--- Goal of the exercise ---
Return the records, each one exactly as written.

(Website and app data records)
········

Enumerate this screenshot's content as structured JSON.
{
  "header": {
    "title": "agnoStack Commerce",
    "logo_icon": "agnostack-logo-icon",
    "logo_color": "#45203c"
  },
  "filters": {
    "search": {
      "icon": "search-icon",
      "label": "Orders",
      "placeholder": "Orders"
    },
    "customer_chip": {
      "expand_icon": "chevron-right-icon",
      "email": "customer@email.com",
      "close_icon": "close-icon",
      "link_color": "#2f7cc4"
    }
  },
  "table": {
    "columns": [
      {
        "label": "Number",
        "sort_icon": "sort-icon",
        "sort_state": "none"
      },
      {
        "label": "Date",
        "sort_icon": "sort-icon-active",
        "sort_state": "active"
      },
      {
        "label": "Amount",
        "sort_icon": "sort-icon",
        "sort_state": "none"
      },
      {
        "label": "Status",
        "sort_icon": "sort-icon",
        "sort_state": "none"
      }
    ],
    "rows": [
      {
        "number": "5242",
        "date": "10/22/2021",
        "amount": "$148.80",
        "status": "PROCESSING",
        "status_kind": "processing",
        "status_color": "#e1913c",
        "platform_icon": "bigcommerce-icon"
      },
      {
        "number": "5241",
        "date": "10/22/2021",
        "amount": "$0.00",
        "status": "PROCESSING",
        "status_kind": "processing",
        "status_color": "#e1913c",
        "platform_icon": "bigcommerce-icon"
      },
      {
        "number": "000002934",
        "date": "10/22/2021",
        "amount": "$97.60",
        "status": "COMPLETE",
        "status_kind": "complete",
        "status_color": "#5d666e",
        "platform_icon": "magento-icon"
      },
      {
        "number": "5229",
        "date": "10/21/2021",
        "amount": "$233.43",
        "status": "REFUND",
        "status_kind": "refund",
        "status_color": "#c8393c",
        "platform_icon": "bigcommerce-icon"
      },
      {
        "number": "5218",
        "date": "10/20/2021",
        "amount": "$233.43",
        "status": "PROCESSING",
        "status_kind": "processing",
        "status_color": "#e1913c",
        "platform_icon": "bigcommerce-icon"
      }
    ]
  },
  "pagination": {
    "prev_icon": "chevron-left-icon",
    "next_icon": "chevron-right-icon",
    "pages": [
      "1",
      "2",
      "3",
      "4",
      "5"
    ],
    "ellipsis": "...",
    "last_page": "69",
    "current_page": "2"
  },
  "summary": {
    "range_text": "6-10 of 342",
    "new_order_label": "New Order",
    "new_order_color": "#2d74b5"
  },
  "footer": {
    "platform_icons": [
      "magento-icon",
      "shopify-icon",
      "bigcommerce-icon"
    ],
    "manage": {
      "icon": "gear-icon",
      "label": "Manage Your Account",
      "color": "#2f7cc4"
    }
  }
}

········

--- Problem solution ---
Enumerate this screenshot's content as structured JSON.
{
  "header": {
    "title": "agnoStack Commerce",
    "logo_icon": "agnostack-logo-icon",
    "logo_color": "#45203c"
  },
  "filters": {
    "search": {
      "icon": "search-icon",
      "label": "Orders",
      "placeholder": "Orders"
    },
    "customer_chip": {
      "expand_icon": "chevron-right-icon",
      "email": "customer@email.com",
      "close_icon": "close-icon",
      "link_color": "#2f7cc4"
    }
  },
  "table": {
    "columns": [
      {
        "label": "Number",
        "sort_icon": "sort-icon",
        "sort_state": "none"
      },
      {
        "label": "Date",
        "sort_icon": "sort-icon-active",
        "sort_state": "active"
      },
      {
        "label": "Amount",
        "sort_icon": "sort-icon",
        "sort_state": "none"
      },
      {
        "label": "Status",
        "sort_icon": "sort-icon",
        "sort_state": "none"
      }
    ],
    "rows": [
      {
        "number": "5242",
        "date": "10/22/2021",
        "amount": "$148.80",
        "status": "PROCESSING",
        "status_kind": "processing",
        "status_color": "#e1913c",
        "platform_icon": "bigcommerce-icon"
      },
      {
        "number": "5241",
        "date": "10/22/2021",
        "amount": "$0.00",
        "status": "PROCESSING",
        "status_kind": "processing",
        "status_color": "#e1913c",
        "platform_icon": "bigcommerce-icon"
      },
      {
        "number": "000002934",
        "date": "10/22/2021",
        "amount": "$97.60",
        "status": "COMPLETE",
        "status_kind": "complete",
        "status_color": "#5d666e",
        "platform_icon": "magento-icon"
      },
      {
        "number": "5229",
        "date": "10/21/2021",
        "amount": "$233.43",
        "status": "REFUND",
        "status_kind": "refund",
        "status_color": "#c8393c",
        "platform_icon": "bigcommerce-icon"
      },
      {
        "number": "5218",
        "date": "10/20/2021",
        "amount": "$233.43",
        "status": "PROCESSING",
        "status_kind": "processing",
        "status_color": "#e1913c",
        "platform_icon": "bigcommerce-icon"
      }
    ]
  },
  "pagination": {
    "prev_icon": "chevron-left-icon",
    "next_icon": "chevron-right-icon",
    "pages": [
      "1",
      "2",
      "3",
      "4",
      "5"
    ],
    "ellipsis": "...",
    "last_page": "69",
    "current_page": "2"
  },
  "summary": {
    "range_text": "6-10 of 342",
    "new_order_label": "New Order",
    "new_order_color": "#2d74b5"
  },
  "footer": {
    "platform_icons": [
      "magento-icon",
      "shopify-icon",
      "bigcommerce-icon"
    ],
    "manage": {
      "icon": "gear-icon",
      "label": "Manage Your Account",
      "color": "#2f7cc4"
    }
  }
}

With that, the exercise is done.